[What the task requires] Repeat each line of the records below exactly.
━━━━━━━━━━━━━━━━
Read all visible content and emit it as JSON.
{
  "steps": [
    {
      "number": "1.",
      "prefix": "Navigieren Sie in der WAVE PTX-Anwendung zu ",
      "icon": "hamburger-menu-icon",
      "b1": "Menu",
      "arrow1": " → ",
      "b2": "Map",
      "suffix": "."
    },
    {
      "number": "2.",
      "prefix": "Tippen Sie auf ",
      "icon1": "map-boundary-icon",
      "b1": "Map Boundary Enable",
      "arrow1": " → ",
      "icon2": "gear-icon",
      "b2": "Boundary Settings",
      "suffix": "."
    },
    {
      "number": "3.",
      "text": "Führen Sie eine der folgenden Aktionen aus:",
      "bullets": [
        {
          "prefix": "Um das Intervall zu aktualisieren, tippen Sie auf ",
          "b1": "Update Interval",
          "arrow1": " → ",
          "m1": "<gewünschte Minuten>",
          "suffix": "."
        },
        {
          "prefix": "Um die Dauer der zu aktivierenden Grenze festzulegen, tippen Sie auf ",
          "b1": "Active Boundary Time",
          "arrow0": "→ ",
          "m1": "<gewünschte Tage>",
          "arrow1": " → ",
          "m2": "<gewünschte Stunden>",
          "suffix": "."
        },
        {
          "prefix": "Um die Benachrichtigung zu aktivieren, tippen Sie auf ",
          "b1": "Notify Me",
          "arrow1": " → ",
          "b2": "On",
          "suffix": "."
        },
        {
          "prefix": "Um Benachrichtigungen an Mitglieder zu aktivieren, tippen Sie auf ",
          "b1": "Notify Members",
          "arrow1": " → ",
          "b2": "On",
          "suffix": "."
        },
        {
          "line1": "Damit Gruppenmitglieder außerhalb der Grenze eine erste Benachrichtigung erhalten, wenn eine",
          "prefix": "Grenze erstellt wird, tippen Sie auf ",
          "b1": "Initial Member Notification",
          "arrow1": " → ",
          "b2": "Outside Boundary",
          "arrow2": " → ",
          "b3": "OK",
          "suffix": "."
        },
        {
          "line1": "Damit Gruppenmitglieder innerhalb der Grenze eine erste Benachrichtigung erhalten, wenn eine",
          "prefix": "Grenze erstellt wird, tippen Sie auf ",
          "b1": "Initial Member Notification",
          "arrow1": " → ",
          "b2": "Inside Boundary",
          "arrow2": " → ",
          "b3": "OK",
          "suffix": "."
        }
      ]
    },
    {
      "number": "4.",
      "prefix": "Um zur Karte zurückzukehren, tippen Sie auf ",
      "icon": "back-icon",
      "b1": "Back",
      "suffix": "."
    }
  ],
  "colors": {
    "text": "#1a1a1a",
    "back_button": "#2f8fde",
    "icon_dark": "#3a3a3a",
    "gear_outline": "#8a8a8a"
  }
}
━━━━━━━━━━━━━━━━
[Result]
Read all visible content and emit it as JSON.
{
  "steps": [
    {
      "number": "1.",
      "prefix": "Navigieren Sie in der WAVE PTX-Anwendung zu ",
      "icon": "hamburger-menu-icon",
      "b1": "Menu",
      "arrow1": " → ",
      "b2": "Map",
      "suffix": "."
    },
    {
      "number": "2.",
      "prefix": "Tippen Sie auf ",
      "icon1": "map-boundary-icon",
      "b1": "Map Boundary Enable",
      "arrow1": " → ",
      "icon2": "gear-icon",
      "b2": "Boundary Settings",
      "suffix": "."
    },
    {
      "number": "3.",
      "text": "Führen Sie eine der folgenden Aktionen aus:",
      "bullets": [
        {
          "prefix": "Um das Intervall zu aktualisieren, tippen Sie auf ",
          "b1": "Update Interval",
          "arrow1": " → ",
          "m1": "<gewünschte Minuten>",
          "suffix": "."
        },
        {
          "prefix": "Um die Dauer der zu aktivierenden Grenze festzulegen, tippen Sie auf ",
          "b1": "Active Boundary Time",
          "arrow0": "→ ",
          "m1": "<gewünschte Tage>",
          "arrow1": " → ",
          "m2": "<gewünschte Stunden>",
          "suffix": "."
        },
        {
          "prefix": "Um die Benachrichtigung zu aktivieren, tippen Sie auf ",
          "b1": "Notify Me",
          "arrow1": " → ",
          "b2": "On",
          "suffix": "."
        },
        {
          "prefix": "Um Benachrichtigungen an Mitglieder zu aktivieren, tippen Sie auf ",
          "b1": "Notify Members",
          "arrow1": " → ",
          "b2": "On",
          "suffix": "."
        },
        {
          "line1": "Damit Gruppenmitglieder außerhalb der Grenze eine erste Benachrichtigung erhalten, wenn eine",
          "prefix": "Grenze erstellt wird, tippen Sie auf ",
          "b1": "Initial Member Notification",
          "arrow1": " → ",
          "b2": "Outside Boundary",
          "arrow2": " → ",
          "b3": "OK",
          "suffix": "."
        },
        {
          "line1": "Damit Gruppenmitglieder innerhalb der Grenze eine erste Benachrichtigung erhalten, wenn eine",
          "prefix": "Grenze erstellt wird, tippen Sie auf ",
          "b1": "Initial Member Notification",
          "arrow1": " → ",
          "b2": "Inside Boundary",
          "arrow2": " → ",
          "b3": "OK",
          "suffix": "."
        }
      ]
    },
    {
      "number": "4.",
      "prefix": "Um zur Karte zurückzukehren, tippen Sie auf ",
      "icon": "back-icon",
      "b1": "Back",
      "suffix": "."
    }
  ],
  "colors": {
    "text": "#1a1a1a",
    "back_button": "#2f8fde",
    "icon_dark": "#3a3a3a",
    "gear_outline": "#8a8a8a"
  }
}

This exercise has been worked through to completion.